As on the rest of the GMAT, expect to guess outright on a small number of questions. As of this writing, the IR section is not as important as are the Q and V sections, so you can reasonably guess on 3 or 4 of the 12 questions in the IR section. (In future, that might drop to 1 to 3.)
If you guess on 3 questions, you’ll be left answering 9 of 12 questions in 30 minutes, for an average of about 3 minutes and 20 seconds per question. Some questions, though, can be done faster, leaving you more time for the more complicated ones.
Table questions are usually an opportunity to save some time (though not always). Aim to answer these in closer to 2 minutes. It will be key to figure out how to sort the table in the way that will allow you to answer accurately and efficiently. If you don’t regularly work with tables and think about sorting data, start practicing!
Key Takeaways for Knowing the Code:
(1) Tables will always have three statements, and you will always have to answer all three correctly in order to get points on that question. So don’t just start doing the first one first. Read all three, then decide whether you want to do this problem at all.
(2) Keep Reflecting! All three of these statements can be made easier by figuring out how best to sort the data. Investing a little time to think about that will save you more time on the back end. Get through something like this in, say, 2 minutes, and that’s at least a minute that you can now spend somewhere else in the section.
(3) Turn any knowledge you gain into Know the Code flash cards:

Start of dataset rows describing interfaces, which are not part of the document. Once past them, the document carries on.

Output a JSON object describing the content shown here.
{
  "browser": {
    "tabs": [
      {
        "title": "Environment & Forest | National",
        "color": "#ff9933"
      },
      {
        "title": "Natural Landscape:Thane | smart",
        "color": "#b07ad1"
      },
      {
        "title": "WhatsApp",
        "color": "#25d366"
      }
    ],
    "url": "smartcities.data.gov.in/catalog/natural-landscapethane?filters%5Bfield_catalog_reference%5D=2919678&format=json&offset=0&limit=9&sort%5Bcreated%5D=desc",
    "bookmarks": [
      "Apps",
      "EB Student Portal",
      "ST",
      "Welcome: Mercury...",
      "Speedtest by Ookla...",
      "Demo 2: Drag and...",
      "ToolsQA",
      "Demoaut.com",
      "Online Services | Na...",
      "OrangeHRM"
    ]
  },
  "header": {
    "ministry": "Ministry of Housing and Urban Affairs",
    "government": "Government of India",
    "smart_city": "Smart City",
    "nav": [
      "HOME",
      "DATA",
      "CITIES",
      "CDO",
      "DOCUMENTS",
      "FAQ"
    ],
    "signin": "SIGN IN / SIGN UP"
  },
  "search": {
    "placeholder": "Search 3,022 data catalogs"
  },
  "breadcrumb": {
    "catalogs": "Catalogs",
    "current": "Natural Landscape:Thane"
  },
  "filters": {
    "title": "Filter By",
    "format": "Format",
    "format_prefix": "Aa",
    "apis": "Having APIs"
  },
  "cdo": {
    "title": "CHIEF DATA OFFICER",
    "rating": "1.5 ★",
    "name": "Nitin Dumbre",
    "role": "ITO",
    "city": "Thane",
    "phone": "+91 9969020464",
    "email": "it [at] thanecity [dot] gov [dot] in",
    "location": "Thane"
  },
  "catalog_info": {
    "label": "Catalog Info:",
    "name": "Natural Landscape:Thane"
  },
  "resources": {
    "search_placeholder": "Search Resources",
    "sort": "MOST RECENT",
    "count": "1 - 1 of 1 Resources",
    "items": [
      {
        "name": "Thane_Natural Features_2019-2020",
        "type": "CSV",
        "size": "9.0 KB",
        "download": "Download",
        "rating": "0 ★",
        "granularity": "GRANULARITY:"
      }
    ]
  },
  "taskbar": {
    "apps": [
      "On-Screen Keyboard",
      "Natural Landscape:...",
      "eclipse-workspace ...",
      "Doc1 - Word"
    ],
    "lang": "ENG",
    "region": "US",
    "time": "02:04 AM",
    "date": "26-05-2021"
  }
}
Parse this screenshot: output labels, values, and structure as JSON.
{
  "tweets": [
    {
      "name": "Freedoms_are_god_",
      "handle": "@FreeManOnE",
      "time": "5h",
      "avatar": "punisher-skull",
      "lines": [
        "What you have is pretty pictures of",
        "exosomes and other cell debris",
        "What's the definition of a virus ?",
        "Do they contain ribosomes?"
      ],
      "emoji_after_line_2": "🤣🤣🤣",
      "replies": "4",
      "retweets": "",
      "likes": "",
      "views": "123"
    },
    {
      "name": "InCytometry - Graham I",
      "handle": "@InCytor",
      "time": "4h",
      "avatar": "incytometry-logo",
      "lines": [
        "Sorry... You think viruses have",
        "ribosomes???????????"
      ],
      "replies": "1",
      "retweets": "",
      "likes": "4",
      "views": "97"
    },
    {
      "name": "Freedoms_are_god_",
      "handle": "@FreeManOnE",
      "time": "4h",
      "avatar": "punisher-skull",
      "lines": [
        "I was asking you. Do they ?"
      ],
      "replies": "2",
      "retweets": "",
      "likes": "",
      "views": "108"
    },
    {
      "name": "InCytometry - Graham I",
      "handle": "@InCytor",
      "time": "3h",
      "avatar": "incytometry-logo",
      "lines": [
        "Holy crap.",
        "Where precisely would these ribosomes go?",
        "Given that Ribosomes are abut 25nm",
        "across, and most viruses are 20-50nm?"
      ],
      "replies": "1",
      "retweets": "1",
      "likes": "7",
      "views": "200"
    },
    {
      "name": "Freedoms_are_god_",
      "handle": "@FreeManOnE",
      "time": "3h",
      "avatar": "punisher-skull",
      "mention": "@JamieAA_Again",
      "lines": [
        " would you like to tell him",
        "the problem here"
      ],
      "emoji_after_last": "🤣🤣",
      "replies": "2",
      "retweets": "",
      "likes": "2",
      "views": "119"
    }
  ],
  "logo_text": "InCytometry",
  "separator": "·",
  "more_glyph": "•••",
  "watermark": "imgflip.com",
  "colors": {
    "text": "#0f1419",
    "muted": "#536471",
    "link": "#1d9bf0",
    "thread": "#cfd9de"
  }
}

* GMATPrep® questions courtesy of the Graduate Management Admissions Council. Usage of this question does not imply endorsement by GMAC.